▶ _Records for the exercise_
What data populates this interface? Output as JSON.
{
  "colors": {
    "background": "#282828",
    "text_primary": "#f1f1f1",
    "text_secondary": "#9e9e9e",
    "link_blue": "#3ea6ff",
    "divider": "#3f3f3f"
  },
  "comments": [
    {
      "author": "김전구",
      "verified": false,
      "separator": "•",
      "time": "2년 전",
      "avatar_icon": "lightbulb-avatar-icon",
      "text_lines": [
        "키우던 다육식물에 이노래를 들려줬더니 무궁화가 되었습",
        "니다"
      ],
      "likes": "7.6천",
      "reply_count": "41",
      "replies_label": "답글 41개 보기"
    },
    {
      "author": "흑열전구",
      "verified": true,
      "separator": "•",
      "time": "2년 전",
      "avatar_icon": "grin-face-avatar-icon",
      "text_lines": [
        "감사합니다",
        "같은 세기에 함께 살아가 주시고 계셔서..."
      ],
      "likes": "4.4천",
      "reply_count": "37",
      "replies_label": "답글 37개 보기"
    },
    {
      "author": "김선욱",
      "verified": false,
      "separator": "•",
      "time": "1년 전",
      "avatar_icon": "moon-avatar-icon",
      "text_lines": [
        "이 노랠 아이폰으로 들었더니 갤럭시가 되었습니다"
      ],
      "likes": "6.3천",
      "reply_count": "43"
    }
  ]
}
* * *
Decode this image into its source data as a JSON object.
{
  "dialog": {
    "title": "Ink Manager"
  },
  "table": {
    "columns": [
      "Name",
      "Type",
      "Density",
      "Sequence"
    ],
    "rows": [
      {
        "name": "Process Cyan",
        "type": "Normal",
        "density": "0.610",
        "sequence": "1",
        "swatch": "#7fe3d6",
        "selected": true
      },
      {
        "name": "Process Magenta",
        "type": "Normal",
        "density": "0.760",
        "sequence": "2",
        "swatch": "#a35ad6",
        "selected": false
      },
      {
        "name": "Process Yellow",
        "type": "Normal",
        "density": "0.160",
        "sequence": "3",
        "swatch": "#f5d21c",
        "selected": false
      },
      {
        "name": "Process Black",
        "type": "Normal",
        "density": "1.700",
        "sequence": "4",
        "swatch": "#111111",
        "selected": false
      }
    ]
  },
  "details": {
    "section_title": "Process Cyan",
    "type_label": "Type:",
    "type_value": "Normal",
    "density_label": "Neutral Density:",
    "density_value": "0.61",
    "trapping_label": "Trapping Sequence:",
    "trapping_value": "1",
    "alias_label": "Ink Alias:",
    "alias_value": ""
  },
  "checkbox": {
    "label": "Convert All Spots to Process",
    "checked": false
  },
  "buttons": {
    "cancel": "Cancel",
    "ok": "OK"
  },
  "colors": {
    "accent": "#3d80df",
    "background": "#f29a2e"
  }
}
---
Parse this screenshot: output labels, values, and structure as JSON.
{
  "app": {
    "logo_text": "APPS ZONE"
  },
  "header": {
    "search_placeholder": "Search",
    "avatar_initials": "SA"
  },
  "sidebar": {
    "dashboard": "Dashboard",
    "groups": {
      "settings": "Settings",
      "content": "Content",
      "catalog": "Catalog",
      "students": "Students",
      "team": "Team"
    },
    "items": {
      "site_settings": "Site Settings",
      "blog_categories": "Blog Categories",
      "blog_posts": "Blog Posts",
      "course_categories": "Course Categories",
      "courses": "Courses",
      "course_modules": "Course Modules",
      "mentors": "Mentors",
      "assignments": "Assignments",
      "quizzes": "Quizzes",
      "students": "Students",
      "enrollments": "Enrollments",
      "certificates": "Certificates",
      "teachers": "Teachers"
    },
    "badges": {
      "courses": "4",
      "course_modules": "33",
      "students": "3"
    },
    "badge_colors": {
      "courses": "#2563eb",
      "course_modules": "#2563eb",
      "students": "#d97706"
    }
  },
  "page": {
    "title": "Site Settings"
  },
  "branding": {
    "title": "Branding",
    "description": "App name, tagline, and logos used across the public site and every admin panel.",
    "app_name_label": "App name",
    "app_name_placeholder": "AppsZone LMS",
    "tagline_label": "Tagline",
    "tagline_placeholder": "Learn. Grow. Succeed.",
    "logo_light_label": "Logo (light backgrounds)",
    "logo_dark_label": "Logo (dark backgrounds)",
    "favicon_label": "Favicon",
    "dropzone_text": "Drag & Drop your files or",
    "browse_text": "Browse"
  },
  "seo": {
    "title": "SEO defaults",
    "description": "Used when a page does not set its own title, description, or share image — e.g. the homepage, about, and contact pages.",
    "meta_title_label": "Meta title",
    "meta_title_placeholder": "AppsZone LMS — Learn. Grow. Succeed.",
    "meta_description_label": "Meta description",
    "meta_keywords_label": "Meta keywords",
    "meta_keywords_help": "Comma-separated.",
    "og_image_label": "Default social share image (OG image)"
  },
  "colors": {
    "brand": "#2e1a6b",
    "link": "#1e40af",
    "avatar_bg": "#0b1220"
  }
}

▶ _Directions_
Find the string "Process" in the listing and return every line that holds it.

▶ _Task output_
        "name": "Process Cyan",
        "name": "Process Magenta",
        "name": "Process Yellow",
        "name": "Process Black",
    "section_title": "Process Cyan",
    "label": "Convert All Spots to Process",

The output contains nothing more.